== Records provided ==
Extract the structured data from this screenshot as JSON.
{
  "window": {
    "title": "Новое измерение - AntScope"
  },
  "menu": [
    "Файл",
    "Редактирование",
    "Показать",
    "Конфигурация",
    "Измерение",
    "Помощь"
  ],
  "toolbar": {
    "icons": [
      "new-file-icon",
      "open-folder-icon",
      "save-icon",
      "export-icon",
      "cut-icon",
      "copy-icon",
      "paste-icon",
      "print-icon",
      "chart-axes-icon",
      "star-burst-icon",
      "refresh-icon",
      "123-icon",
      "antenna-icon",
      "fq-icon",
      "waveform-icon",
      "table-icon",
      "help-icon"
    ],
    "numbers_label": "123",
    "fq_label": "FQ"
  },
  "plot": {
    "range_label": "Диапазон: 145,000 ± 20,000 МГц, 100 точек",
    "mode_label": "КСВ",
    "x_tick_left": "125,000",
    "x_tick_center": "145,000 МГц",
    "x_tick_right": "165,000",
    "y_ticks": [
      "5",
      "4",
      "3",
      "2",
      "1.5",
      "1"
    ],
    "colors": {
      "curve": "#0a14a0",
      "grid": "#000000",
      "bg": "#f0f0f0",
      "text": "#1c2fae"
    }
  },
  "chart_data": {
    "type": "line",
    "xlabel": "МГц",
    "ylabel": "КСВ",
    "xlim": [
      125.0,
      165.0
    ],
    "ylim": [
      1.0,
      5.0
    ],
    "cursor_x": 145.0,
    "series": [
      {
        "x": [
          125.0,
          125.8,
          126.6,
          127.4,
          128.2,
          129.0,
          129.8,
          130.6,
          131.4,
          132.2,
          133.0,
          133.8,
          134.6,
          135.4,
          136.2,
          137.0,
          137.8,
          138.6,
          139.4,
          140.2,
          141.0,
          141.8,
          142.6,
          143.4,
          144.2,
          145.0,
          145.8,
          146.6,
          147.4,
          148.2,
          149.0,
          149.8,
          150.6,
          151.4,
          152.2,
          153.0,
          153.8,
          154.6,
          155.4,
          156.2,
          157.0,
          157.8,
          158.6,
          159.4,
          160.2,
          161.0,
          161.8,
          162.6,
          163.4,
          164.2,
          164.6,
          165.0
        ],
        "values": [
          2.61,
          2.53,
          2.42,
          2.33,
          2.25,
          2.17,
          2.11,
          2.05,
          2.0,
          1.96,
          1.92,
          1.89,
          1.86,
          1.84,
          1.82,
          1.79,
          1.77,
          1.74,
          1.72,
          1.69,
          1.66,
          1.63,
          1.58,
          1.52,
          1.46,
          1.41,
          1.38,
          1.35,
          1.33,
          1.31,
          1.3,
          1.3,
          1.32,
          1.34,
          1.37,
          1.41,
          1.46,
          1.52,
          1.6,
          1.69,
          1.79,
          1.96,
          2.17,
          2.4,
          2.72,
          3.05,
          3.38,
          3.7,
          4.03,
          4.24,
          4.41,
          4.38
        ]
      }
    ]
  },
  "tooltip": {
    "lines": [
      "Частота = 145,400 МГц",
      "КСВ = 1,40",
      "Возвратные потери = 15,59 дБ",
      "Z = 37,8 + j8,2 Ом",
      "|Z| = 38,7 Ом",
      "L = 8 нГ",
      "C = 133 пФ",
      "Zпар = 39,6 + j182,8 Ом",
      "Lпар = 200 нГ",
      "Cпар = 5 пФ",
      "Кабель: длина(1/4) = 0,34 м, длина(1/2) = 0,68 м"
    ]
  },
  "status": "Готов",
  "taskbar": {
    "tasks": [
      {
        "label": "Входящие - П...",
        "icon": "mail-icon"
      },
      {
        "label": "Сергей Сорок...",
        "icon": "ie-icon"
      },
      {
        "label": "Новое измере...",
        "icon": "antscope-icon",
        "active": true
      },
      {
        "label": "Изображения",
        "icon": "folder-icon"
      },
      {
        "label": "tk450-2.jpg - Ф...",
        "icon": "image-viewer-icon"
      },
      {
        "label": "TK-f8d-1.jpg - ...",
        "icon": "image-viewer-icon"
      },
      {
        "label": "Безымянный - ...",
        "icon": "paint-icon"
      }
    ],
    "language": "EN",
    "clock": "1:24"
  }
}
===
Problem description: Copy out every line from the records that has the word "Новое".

Your response:
    "title": "Новое измерение - AntScope"
        "label": "Новое измере...",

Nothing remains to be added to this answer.